GBS is a type of bacteria commonly found in the gastrointestinal system, or gut, and the urogenital system, including the urethra and vagina. The bacterium is usually harmless in healthy adults. In newborns, however, it can cause a serious illness known as group B strep disease.
Sadly, approximately one in every 16 babies who develop group B Strep infection during their first 3 months die, and around one in every 10 of the survivors have a long-term disability.
There are two types of GBS disease in babies:
Newborns and infants with GBS disease might show these signs:
If you notice any of these signs in hospital or at home, it is important that you contact your healthcare provider straight away.
Our Nurture E Information Hub is a great resource to assist you and your family through different life stages of your growing and developing child beyond the baby, infant and toddler years. To find out more information about Group B Streptococcus, click HERE.

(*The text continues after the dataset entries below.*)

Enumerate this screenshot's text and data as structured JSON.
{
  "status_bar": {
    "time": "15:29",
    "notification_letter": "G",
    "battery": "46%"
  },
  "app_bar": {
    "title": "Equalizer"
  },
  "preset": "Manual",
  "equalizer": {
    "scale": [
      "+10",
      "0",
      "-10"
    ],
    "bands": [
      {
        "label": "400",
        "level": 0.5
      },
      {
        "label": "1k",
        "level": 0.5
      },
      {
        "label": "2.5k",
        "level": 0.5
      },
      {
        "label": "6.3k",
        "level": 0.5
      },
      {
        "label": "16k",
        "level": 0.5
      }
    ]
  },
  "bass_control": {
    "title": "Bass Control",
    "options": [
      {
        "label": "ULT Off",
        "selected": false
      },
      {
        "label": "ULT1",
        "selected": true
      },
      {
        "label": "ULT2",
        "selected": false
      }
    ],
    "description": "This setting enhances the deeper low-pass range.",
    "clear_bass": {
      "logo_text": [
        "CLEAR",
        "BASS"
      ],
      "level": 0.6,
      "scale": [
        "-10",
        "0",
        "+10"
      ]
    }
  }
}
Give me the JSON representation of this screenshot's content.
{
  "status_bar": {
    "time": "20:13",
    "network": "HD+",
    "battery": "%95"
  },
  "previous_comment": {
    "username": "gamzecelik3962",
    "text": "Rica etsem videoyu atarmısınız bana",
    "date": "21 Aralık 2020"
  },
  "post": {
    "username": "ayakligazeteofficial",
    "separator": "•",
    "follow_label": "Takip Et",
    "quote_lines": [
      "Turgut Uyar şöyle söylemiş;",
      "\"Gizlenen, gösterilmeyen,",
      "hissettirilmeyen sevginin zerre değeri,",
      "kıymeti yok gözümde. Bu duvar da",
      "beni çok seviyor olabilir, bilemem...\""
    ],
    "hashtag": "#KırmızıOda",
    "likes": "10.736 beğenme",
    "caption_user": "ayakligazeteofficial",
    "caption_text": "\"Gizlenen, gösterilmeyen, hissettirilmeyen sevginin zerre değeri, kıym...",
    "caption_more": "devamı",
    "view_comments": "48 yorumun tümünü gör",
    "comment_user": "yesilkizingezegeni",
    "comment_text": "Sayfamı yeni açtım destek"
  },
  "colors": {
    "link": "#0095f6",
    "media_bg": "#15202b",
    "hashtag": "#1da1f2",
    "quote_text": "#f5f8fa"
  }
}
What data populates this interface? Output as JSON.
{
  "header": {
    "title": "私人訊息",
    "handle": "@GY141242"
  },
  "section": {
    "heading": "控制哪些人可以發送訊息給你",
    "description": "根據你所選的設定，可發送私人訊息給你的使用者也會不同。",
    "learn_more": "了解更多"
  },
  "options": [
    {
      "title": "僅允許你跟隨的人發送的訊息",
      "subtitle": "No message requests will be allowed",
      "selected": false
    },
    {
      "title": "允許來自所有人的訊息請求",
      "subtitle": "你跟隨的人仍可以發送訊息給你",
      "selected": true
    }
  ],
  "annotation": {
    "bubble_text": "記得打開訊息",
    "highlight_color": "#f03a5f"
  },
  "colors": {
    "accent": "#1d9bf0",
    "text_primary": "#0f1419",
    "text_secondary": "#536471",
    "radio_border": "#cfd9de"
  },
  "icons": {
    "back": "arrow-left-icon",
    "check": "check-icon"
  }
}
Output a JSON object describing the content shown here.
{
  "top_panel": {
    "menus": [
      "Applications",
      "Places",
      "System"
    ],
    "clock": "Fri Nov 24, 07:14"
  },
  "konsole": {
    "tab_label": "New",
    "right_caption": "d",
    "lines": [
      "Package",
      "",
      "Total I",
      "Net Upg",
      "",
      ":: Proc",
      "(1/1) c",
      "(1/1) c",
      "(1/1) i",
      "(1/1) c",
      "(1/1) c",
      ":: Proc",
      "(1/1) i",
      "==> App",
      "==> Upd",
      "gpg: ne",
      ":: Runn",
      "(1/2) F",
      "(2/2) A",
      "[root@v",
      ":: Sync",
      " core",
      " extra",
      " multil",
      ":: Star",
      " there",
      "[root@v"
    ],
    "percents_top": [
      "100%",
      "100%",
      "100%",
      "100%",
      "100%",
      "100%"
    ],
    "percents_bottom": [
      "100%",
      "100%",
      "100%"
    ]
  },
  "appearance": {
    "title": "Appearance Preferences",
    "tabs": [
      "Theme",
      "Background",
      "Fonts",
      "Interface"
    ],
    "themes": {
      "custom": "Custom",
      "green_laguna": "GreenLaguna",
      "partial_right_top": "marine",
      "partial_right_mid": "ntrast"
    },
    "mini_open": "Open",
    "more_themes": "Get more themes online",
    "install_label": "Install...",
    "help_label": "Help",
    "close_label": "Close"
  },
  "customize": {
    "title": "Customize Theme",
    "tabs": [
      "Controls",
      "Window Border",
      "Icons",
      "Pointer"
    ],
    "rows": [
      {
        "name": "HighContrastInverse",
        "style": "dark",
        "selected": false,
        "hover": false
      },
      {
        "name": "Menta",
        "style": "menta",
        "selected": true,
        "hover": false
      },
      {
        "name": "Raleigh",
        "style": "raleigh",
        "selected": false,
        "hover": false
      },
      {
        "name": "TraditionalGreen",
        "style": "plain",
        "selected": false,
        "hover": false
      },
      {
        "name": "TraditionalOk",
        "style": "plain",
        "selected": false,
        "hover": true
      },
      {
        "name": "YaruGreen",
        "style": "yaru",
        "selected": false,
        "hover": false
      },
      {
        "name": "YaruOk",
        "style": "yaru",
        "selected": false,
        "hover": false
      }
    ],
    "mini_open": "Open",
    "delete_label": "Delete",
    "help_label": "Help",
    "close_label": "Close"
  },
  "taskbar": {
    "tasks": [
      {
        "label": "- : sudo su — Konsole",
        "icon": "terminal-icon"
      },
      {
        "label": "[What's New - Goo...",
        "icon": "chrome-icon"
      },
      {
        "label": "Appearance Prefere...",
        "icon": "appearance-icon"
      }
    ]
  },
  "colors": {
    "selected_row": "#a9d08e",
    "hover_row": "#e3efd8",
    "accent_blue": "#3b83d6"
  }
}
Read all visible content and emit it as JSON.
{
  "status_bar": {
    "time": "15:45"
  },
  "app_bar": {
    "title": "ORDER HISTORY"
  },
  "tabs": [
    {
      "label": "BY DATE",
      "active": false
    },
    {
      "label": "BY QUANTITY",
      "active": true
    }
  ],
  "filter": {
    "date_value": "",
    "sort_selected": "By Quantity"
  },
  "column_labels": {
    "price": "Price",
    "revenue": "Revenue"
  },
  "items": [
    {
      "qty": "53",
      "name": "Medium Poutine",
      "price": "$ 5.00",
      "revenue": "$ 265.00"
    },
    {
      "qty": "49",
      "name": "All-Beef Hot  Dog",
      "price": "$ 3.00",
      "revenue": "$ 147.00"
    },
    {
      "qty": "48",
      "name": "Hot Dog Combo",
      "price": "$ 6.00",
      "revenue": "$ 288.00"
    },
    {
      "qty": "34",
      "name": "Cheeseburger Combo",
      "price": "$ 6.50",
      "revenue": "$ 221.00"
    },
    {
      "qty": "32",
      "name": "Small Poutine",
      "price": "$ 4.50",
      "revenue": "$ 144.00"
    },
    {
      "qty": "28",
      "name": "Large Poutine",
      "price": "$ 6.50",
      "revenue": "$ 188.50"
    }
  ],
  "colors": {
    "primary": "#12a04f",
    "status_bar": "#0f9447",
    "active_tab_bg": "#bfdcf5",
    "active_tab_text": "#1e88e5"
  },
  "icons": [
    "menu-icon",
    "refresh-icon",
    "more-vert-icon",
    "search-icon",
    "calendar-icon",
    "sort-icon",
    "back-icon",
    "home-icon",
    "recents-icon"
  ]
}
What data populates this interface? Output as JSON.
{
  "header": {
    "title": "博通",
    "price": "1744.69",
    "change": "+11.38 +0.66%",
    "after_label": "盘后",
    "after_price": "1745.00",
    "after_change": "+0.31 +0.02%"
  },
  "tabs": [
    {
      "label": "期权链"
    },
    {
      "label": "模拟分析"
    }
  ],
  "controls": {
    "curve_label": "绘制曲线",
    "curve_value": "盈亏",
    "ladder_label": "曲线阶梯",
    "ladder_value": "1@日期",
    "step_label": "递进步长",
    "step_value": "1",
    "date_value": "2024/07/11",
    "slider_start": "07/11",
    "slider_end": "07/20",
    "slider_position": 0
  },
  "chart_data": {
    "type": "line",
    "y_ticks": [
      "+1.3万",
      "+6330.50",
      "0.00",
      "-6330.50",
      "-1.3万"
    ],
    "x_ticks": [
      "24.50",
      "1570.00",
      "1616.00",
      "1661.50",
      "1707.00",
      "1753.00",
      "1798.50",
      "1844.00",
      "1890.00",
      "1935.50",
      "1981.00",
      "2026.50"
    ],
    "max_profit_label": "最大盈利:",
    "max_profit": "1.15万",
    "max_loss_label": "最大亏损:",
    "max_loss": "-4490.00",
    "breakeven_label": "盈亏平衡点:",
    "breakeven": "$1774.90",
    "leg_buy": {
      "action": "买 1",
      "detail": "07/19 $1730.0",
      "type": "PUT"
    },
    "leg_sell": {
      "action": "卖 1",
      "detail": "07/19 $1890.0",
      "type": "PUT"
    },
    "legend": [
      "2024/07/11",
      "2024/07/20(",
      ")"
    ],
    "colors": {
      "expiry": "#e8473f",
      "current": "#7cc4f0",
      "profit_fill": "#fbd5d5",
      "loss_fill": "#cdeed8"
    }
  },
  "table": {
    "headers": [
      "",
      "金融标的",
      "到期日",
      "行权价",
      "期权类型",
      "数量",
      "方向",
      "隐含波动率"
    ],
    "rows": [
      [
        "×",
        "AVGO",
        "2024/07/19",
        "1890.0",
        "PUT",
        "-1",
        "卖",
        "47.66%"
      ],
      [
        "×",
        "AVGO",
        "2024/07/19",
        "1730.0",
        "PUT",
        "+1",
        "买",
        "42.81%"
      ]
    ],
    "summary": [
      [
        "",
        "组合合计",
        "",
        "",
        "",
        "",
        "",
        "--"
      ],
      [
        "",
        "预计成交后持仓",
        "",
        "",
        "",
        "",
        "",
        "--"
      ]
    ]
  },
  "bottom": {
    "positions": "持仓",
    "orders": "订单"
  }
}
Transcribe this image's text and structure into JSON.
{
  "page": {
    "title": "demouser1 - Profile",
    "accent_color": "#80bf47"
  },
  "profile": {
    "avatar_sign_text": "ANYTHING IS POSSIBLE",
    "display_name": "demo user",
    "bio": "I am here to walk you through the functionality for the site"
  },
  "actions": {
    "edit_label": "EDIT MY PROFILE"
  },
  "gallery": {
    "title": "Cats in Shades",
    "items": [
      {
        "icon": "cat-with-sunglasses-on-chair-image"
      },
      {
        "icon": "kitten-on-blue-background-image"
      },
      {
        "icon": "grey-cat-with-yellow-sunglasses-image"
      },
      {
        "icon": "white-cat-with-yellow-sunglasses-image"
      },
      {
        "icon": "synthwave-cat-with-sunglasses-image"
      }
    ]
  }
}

Miracle Mum, Philippa is a Miracle Babies NurtureProgram Information Coordinator and Consumer Representative in WA. Philippa is a mum to three children, two of which have spent time in either a SCN or NICU. Her son Tristan was born at 37 weeks with Strep B and spent a short time in the Royal Brisbane and Women’s Hospital SCN.
"Tristan was born 37 weeks via c-section at the Royal Brisbane and Women’s Hospital in Queensland in April 2013. They first noticed that he was having trouble breathing due to fluid on his lungs. He also had a very high temperature.
He was whisked away to the Special Care Unit and put on oxygen in an incubator. They took some bloods, and they came back showing that he had contracted Group Strep B and we were both put on IV antibiotics. It is extremely rare to be diagnosed with Strep B when birthed by a cesarean. I was not tested during pregnancy but after one week in SCN, we were discharged home.
Tristan then went on to have Late-onset disease (LOGBS) which develops weeks to months after birth. At 6 weeks of age, Tristan was diagnosed with GBS Meningitis which is an infection of the fluid and lining around the brain. Meningitis is more common with late-onset GBS disease and, in some cases, can lead to hearing loss, vision loss, learning disabilities, seizures, and even death.
Tristan is now 10 years old, and has vision loss, ADHD, Epilepsy, Hypermobility and learning disabilities. He has also been diagnosed with an Immune Deficiency as he has recurrent Bacterial Infections.
He receives Speech Therapy, Occupational Therapy, Physical Therapy and Tutoring by a Dyslexia specialist. His favourite things are Camping with his family, playing Four Square and Soccer and doing Math’s".